┌─ Supplied data

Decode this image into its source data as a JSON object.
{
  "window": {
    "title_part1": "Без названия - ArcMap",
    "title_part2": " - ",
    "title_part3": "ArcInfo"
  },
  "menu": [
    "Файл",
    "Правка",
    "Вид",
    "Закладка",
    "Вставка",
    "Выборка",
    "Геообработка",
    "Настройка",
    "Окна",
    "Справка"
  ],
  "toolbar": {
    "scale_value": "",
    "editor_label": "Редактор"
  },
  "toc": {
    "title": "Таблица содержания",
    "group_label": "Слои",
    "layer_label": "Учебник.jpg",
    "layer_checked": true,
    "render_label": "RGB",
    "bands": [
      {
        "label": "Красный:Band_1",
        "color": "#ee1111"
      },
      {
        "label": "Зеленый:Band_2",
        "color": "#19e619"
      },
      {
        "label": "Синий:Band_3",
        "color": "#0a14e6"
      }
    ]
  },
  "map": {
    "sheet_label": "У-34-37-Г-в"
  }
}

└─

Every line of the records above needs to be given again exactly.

▶ [Answer section]
Decode this image into its source data as a JSON object.
{
  "window": {
    "title_part1": "Без названия - ArcMap",
    "title_part2": " - ",
    "title_part3": "ArcInfo"
  },
  "menu": [
    "Файл",
    "Правка",
    "Вид",
    "Закладка",
    "Вставка",
    "Выборка",
    "Геообработка",
    "Настройка",
    "Окна",
    "Справка"
  ],
  "toolbar": {
    "scale_value": "",
    "editor_label": "Редактор"
  },
  "toc": {
    "title": "Таблица содержания",
    "group_label": "Слои",
    "layer_label": "Учебник.jpg",
    "layer_checked": true,
    "render_label": "RGB",
    "bands": [
      {
        "label": "Красный:Band_1",
        "color": "#ee1111"
      },
      {
        "label": "Зеленый:Band_2",
        "color": "#19e619"
      },
      {
        "label": "Синий:Band_3",
        "color": "#0a14e6"
      }
    ]
  },
  "map": {
    "sheet_label": "У-34-37-Г-в"
  }
}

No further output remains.